Incident investigation

The primary responsibility of Air Traffic Control the Netherlands with respect to safety is ensuring the separation of aircraft from other aircraft and ground vehicles. Safety events that occur at Air Traffic Control the Netherlands are reported and investigated with the objective to learn and improve, and thus reduce the probability of similar incidents in the future. LVNL investigates all reported incidents in order to continuously improve safety.

Description

In the morning of March 27 th the crew of a Boeing 737-800 (B738) initiated a missed approach because a Citation 650 had not yet vacated runway 36R. This situation arose because air traffic control (ATC) had planned for the Citation 650 to timely vacate runway 36R after landing and thus cleared the B738 for landing on the same runway.  However, the Citation 650 did not vacate the runway as anticipated. The crew of the B738 noticed this, initiated a missed approach and climbed to the prescribed altitude. The B738 then executed a new approach for runway 36R and landed uneventfully.

Summary of investigation results

In the morning of Thursday, March 27th 2014 an aircraft, a Citation 650 (C650), lands on runway 36R, also known as Aalsmeerbaan, at Amsterdam Airport Schiphol.  After landing safely, the C650 is cleared to taxi to Schiphol –East leaving the runway at intersection E3. But this particular intersection is blocked by a tug approaching to cross runway 36R on his way to Schiphol-Center. The C650 notices that intersection E3 is blocked and slowly taxies to the next intersection E4. Both the pilot of the approaching Boeing 737-800 (B738) and air traffic control notice that the C650 has not yet left the runway. Air traffic control decides to warn the pilot that he is going to receive a clearance to land on runway 36R a little later than could be expected. Air traffic control also informs the B738 that the C650 has not yet vacated the runway and gives a conditional  clearance to the B738. However, the Citation 650 did not vacate the runway as anticipated. The crew of the B738 noticed this, initiated a missed approach and climbed to the prescribed altitude of 1500 ft. The B738 then executed a new approach for runway 36R and landed uneventfully.

Extraordinary circumstances

The investigation showed that there were a few relevant circumstances that contributed to the incident:

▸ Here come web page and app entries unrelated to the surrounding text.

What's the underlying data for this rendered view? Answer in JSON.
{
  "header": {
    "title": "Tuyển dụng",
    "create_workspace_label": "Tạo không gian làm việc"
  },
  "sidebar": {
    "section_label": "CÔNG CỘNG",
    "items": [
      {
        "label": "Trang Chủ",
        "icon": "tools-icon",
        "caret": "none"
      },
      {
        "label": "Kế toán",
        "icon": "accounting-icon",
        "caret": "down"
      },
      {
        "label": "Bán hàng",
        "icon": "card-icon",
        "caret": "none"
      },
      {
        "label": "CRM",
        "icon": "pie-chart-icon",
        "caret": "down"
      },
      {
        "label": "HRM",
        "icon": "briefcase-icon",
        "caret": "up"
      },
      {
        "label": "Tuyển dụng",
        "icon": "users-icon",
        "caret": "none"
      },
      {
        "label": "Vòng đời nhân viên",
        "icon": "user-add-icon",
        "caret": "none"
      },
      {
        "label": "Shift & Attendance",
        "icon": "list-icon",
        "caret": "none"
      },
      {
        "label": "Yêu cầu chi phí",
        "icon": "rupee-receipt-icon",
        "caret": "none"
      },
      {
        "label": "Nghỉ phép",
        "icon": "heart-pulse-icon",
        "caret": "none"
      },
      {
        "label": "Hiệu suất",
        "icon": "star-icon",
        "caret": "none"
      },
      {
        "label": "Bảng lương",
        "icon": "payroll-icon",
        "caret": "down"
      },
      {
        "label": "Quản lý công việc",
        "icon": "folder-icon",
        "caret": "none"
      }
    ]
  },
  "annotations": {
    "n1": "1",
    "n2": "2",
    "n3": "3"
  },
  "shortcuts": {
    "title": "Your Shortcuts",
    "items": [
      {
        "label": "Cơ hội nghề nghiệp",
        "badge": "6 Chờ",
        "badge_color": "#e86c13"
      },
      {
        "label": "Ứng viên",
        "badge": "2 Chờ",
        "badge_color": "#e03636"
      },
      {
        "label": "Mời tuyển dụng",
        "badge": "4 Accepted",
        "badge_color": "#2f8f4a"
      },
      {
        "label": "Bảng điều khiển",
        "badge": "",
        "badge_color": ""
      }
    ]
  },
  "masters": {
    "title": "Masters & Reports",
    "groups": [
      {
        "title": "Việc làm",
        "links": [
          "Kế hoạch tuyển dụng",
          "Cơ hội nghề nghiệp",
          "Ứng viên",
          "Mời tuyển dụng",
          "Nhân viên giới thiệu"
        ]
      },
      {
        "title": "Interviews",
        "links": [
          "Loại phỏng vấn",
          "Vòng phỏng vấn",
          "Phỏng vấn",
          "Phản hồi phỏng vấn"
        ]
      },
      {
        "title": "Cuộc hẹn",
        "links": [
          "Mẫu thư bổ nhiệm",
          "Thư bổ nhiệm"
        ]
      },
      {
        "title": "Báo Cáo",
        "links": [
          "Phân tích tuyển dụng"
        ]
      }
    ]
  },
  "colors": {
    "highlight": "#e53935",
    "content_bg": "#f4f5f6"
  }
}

  • While the C650 is approaching runway 36R the pilot of another aircraft approaching for runway 06, also known as Kaagbaan, does not respond to his clearance to land on that runway. Air traffic control is monitoring this situation closely to make sure that the aircraft lands properly and contacts his colleagues on approach to coordinate the situation. 
  • Air traffic control intended to clear the C650 to make a visual approach to runway 04. Also known as the Schiphol-Oostbaan. This plan needed to change because traffic was also landing on runway 06;
  • The separation distance between the B738 and the C650 reduced rapidly because of the higher approaching speed of the B738;
  • When air traffic control contacts the C650 to ask the pilot to rapidly vacate the runway, the air traffic control frequency was blocked by the frequency of the C650. As a result, no communication was possible for a short period of time;
  • After giving the clearance to the pilot of the B738 to land on runway 36R, air traffic control used the wrong call sign.

 

Current rules and guidelines provide air traffic controllers sufficient opportunities to achieve a safe operation. Because of the extraordinary circumstances this occurrence will be used for training purposes. 

Classification: serious incident